I stormed back to the tent, and though she was exhausted from the battle, Jehanne asked what was wrong, and I shared my brief run-in with the captain. She laughed, which served to smooth my ruffled feathers, and for a moment I was able to see the mirth in his ridiculousness.
“It is near impossible for a man who’s seen so much dying to understand God’s role in any of it,” said she.
“And you?” I asked softly, for my doubts are the same, much to my own shame. Why would God allow such suffering?
“Yes, me too,” she whispered, her voice fading with sleep. “But I must put my questions aside and answer the call nonetheless. That is what faith is. Knowing that though I do not have all the answers, God does, and he stands only for good.”
My heart aches to believe it, and yet how does one do so with the stench of death all around, with the blast of cannons ringing in your ears long after the fight has ended? I thought she’d fallen asleep, when a smile curved her lips and she said on a whisper, “And you, my friend, like that horse’s arse far more than you’re willing to admit just yet.”
A smile curved my own lips.
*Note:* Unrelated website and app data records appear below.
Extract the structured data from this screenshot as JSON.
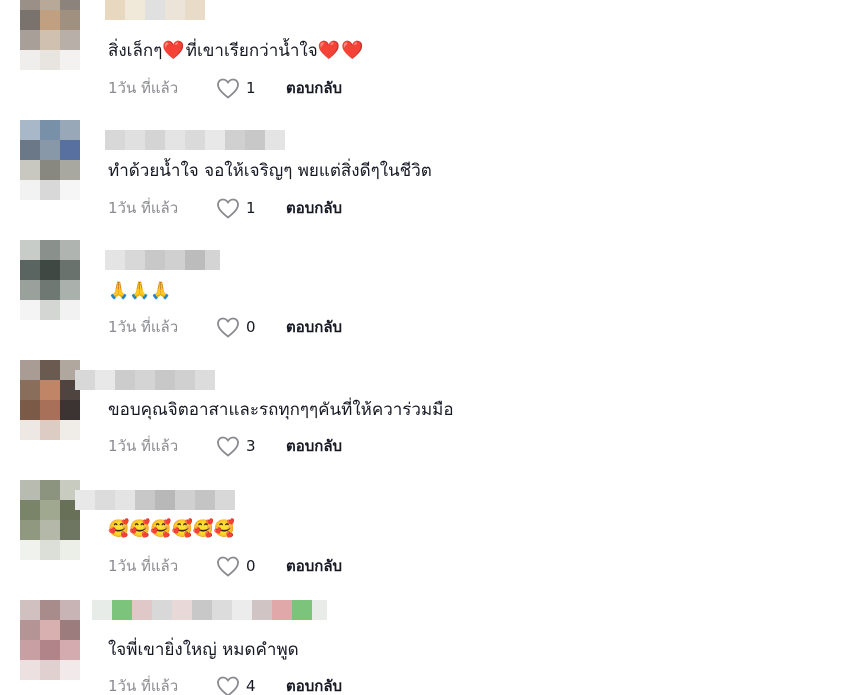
{
  "comments": [
    {
      "text_parts": [
        "สิ่งเล็กๆ",
        "❤️",
        "ที่เขาเรียกว่าน้ำใจ",
        "❤️",
        "❤️"
      ],
      "time": "1วัน ที่แล้ว",
      "likes": "1",
      "reply": "ตอบกลับ"
    },
    {
      "text": "ทำด้วยน้ำใจ จอให้เจริญๆ พยแต่สิ่งดีๆในชีวิต",
      "time": "1วัน ที่แล้ว",
      "likes": "1",
      "reply": "ตอบกลับ"
    },
    {
      "text": "🙏🙏🙏",
      "time": "1วัน ที่แล้ว",
      "likes": "0",
      "reply": "ตอบกลับ"
    },
    {
      "text": "ขอบคุณจิตอาสาและรถทุกๆๆคันที่ให้ควาร่วมมือ",
      "time": "1วัน ที่แล้ว",
      "likes": "3",
      "reply": "ตอบกลับ"
    },
    {
      "text": "🥰🥰🥰🥰🥰🥰",
      "time": "1วัน ที่แล้ว",
      "likes": "0",
      "reply": "ตอบกลับ"
    },
    {
      "text": "ใจพี่เขายิ่งใหญ่ หมดคำพูด",
      "time": "1วัน ที่แล้ว",
      "likes": "4",
      "reply": "ตอบกลับ"
    }
  ],
  "icons": {
    "like": "heart-outline-icon"
  },
  "colors": {
    "text": "#161823",
    "muted": "#8a8b91"
  }
}
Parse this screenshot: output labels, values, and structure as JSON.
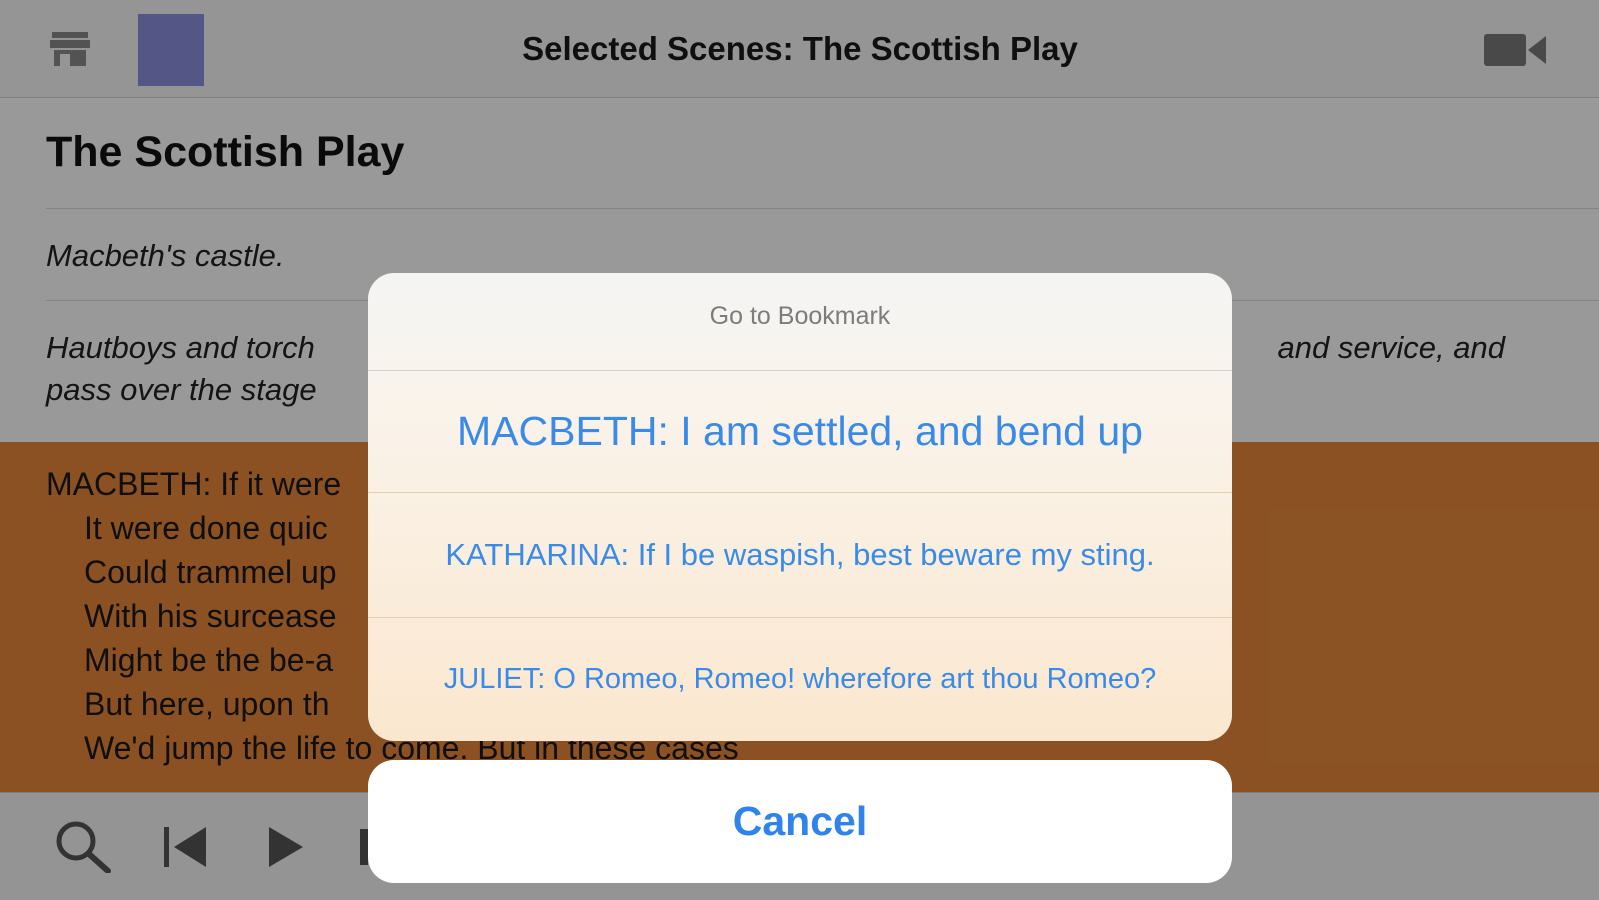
{
  "navbar": {
    "title": "Selected Scenes: The Scottish Play"
  },
  "document": {
    "play_title": "The Scottish Play",
    "setting": "Macbeth's castle.",
    "stage_direction_left_1": "Hautboys and torch",
    "stage_direction_left_2": "pass over the stage",
    "stage_direction_right": "and service, and",
    "speech_lines": [
      "MACBETH: If it were",
      "It were done quic",
      "Could trammel up",
      "With his surcease",
      "Might be the be-a",
      "But here, upon th",
      "We'd jump the life to come. But in these cases"
    ],
    "highlight_color": "#e8883a"
  },
  "action_sheet": {
    "title": "Go to Bookmark",
    "options": [
      "MACBETH: I am settled, and bend up",
      "KATHARINA: If I be waspish, best beware my sting.",
      "JULIET: O Romeo, Romeo! wherefore art thou Romeo?"
    ],
    "cancel_label": "Cancel",
    "accent_color": "#3a8be8"
  },
  "icons": {
    "store": "store-icon",
    "video": "video-camera-icon",
    "search": "search-icon",
    "previous": "skip-back-icon",
    "play": "play-icon"
  }
}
I sensed a love story buried in the papers in front of me and wondered if we’d find out what became of Captain Durand and the girl dressed as a boy, traveling with an army and a saint.